How journalist Ernie Suggs presses on

I like to tell people that I arrived in Atlanta a year late. My goal as a young journalist in North Carolina at the time was to secure a job at The Atlanta Journal-Constitution in time for the 1996 Olympics.

I was hired in 1997 and now, after a remarkable 23 years, I have learned that I actually arrived right on time.

When I came to Atlanta a young reporter, I walked into a sprawling operation in downtown Atlanta with literally hundreds of reporters based all over the country writing for two newspapers: The Atlanta Journal and The Atlanta Constitution.

Today, the staff is smaller, we have one paper, The Atlanta Journal-Constitution and a lot of our focus is on our digital content and presentation.
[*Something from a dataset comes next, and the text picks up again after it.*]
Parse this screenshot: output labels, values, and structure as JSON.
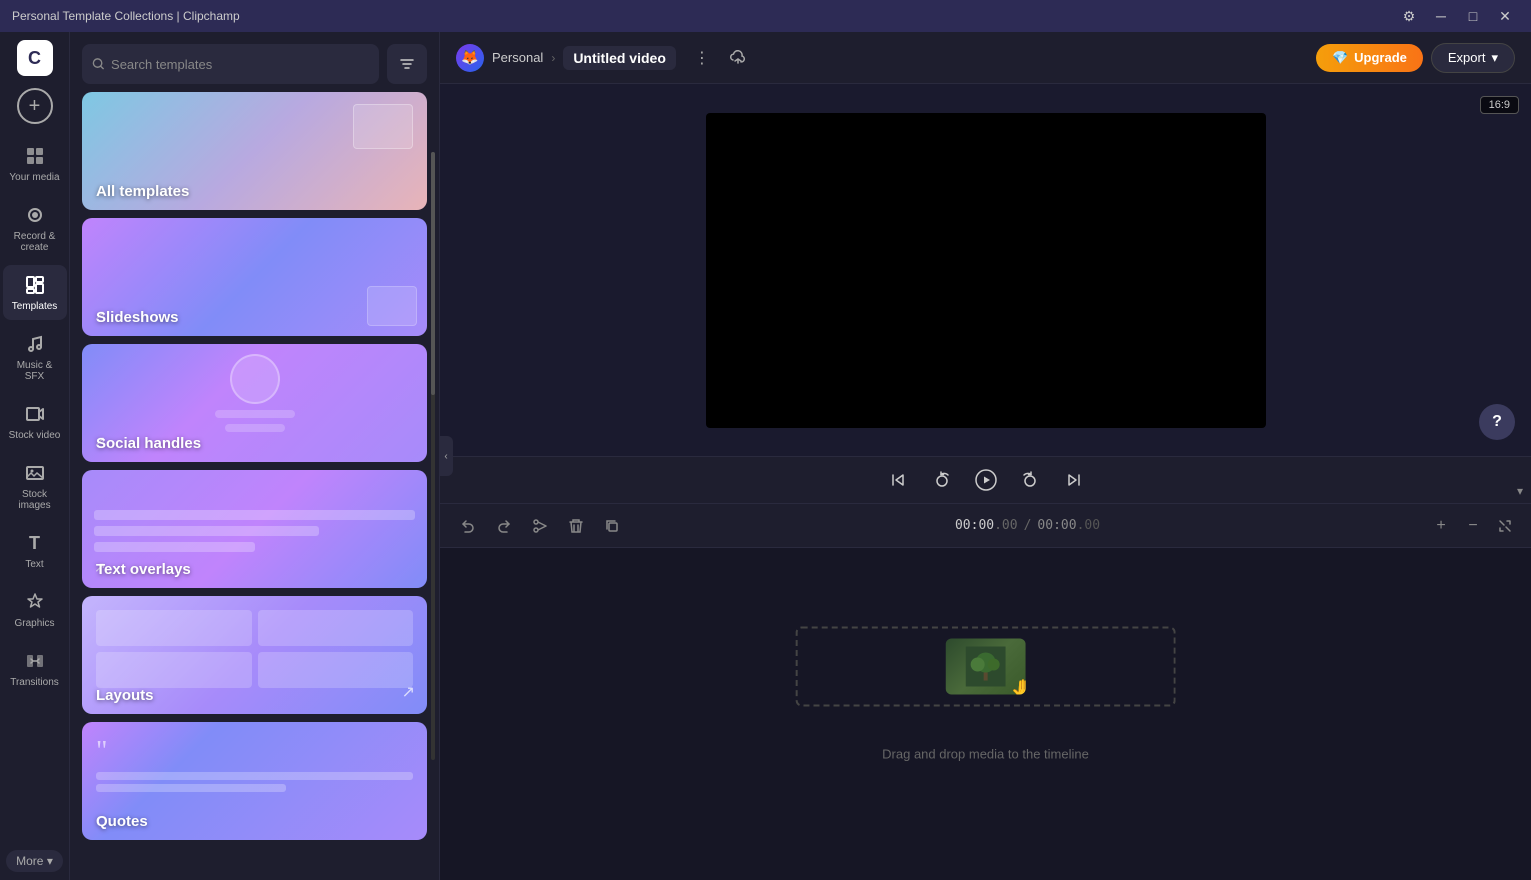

Things have changed so much that we are not even in our downtown building anymore, or our new cozy suburban offices. But rather, working at our kitchen tables and makeshift home offices during the pandemic.

But one thing never changed – the commitment to bringing you, the reader, top-notch and timely news.

When I was hired, my first job was as a night-time cops reporter. From there, my official beats included K-12, higher education, City Hall, the Georgia Senate and so many others that I have forgotten.

But with all of those jobs, I was always the guy – even when we didn’t have it as a beat – covering race. And what better place to do it than in Atlanta.

I will never forget the surreal feeling of meeting Coretta Scott King for the first time. Or to have Joe Lowery, C.T. Vivian or Andy Young blow up my phone. Right here in Atlanta, these people, because of what they contributed to this country in civil rights, were considered a second set of American Founding Fathers.

I loved covering them and I still consider it an honor. But times have changed. Now as a full-time race and culture reporter, it is my job to present to the reader some of the hard realities that Atlanta and the country are facing now: like what seems like growing racial unrest and health disparities in the age of COVID-19.

I know it gets heavy sometimes, which is why I also feel it is important to write about young Black entrepreneurs and artists who are making significant contributions to our society right here from Atlanta.

I know all of this is important to you because my inbox is always filled with your letters.

So, thank you for your support.

Your subscriptions continue to support what I and my colleagues do every day to keep you informed and versed on what is important in your community and around the globe.

And thank you for reading and supporting me for 23 years as an Atlanta Journal-Constitution journalist. The timing has been perfect.

Please support the work of your journalists. Start a subscription today. If you’re already a subscriber, thank you. With your support, we can keep you informed with real, fact-based news. It’s worth knowing what’s really going on.

About the Author